Throughout his confirmation hearings, Chief Justice Roberts compared himself to a baseball umpire whose job was simply to objectively call balls and strikes–never to impose his own preferences on the game. “Modesty,” “humility” and “judicial restraint” were Roberts’ buzz words; fair decisions without ideology his promise.
Of course we now know that, with John Roberts as the umpire, the strike zone has moved awful far to the right, but it is not surprising that Roberts pretended to be non-ideological and restrained when he was trying to sell himself as a future Chief Justice. The American people like their judges to follow the law; and they no doubt would have viewed him harshly if he had confessed to being an ideological crusader.
In just over two weeks, Judge Sotomayor will have her own confirmation hearings.

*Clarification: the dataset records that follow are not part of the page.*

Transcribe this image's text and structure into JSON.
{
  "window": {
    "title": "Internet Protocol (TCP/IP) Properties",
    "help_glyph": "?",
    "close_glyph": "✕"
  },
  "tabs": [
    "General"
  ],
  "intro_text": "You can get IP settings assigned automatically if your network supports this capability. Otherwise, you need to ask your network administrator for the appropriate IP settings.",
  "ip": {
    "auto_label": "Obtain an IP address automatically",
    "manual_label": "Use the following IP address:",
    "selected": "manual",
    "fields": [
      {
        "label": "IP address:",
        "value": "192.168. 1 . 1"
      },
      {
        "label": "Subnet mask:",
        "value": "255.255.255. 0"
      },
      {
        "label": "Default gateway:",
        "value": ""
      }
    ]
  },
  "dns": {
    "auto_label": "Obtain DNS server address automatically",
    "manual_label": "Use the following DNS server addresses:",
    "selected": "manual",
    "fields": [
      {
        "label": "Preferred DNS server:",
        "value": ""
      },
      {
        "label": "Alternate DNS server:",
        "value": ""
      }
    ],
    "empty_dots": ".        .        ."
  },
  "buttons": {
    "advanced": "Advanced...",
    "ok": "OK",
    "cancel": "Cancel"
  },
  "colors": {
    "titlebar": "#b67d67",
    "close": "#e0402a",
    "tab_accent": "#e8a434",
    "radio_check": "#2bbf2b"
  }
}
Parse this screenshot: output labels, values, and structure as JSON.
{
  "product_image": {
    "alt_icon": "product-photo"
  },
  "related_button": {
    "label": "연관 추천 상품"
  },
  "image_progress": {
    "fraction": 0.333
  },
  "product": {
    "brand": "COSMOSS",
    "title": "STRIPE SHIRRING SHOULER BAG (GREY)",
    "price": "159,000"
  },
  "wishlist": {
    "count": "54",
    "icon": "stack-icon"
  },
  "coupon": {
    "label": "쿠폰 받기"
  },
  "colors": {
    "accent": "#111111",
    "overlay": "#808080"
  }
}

While it remains to be seen how she will present herself in those hearings, a report by the non-partisan Congressional Research Service confirms something that should be obvious to anyone who has examined her record. She actually is the kind of modest, non-ideological judge that Roberts claimed to be:
Overall, Judge Sotomayor’s opinions defy easy categorization along ideological lines. . . . General characteristics of her approach to the judicial role are more easily identified. Perhaps the most consistent characteristic of Judge Sotomayor’s approach as an appellate judge could be described as an adherence to the doctrine of stare decisis, i.e., the upholding of past judicial precedents. This characteristic would be in line with the judicial philosophy of Justice Souter, who often displayed special respect for upholding past precedent. Another characteristic of Judge Sotomayor’s opinions could be described as a meticulous evaluation of the particular facts at issue in a case, which may inform whether past judicial precedents from the circuit are applicable. Her approach to statutory interpretation seems similarly nuanced. She tends to adhere to the plain meaning of the text but, in the face of ambiguous language, appears willing to consider the intent and purpose of a statute. Judge Sotomayor’s opinions also display her apparent dislike for situations in which the court oversteps the role called for by the procedural posture of a case.
Amusingly, Senator Sam Brownback (R-KS) recently announced that he would oppose Sotomayor’s nomination because “I am afraid Judge Sotomayor wants to be more of a player than an umpire.” Maybe he’s confusing her with John Roberts.